___ SOURCE MATERIAL
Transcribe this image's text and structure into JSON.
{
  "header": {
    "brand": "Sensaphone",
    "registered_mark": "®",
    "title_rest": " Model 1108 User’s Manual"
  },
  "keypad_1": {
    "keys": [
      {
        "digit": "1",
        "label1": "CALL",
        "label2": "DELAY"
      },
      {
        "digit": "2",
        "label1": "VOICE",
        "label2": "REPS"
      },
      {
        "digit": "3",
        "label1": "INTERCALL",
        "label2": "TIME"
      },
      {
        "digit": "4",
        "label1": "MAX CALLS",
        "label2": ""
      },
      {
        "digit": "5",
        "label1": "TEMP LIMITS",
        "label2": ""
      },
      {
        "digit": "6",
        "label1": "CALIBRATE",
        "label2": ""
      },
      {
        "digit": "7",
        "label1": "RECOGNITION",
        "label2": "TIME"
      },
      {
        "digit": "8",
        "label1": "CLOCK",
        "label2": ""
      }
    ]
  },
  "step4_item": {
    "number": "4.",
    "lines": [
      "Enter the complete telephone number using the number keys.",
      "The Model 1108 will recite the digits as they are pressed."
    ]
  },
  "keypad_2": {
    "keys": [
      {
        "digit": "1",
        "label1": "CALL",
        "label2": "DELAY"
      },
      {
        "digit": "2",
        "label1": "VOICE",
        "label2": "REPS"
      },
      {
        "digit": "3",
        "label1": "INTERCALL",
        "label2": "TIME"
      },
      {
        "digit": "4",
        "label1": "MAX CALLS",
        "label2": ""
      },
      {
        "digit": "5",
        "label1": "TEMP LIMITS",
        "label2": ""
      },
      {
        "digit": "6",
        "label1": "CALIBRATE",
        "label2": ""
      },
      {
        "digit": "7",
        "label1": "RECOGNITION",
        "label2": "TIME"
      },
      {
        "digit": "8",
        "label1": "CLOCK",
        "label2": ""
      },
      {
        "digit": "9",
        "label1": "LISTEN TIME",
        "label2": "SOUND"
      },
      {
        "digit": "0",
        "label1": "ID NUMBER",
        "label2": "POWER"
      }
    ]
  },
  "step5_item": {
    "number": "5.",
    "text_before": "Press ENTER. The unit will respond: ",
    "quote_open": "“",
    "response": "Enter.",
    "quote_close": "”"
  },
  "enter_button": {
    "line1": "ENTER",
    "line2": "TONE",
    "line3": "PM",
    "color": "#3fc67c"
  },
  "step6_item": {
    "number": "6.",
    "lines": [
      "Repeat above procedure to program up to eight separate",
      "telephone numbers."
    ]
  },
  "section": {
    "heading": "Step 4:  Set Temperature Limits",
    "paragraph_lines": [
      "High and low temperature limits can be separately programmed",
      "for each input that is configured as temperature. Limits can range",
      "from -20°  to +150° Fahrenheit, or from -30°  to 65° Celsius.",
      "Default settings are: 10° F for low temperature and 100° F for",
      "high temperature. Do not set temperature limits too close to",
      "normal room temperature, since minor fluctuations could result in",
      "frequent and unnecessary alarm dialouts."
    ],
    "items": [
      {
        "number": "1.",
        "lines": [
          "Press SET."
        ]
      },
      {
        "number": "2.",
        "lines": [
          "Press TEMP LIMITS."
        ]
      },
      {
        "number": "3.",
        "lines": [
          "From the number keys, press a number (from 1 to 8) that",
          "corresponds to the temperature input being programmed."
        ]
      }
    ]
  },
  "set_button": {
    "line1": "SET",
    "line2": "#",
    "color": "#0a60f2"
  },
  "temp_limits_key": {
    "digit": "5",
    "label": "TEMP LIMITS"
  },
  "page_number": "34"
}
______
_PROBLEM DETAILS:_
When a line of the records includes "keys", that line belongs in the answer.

_EXERCISE ANSWER:_
    "keys": [
      "Enter the complete telephone number using the number keys.",
    "keys": [
          "From the number keys, press a number (from 1 to 8) that",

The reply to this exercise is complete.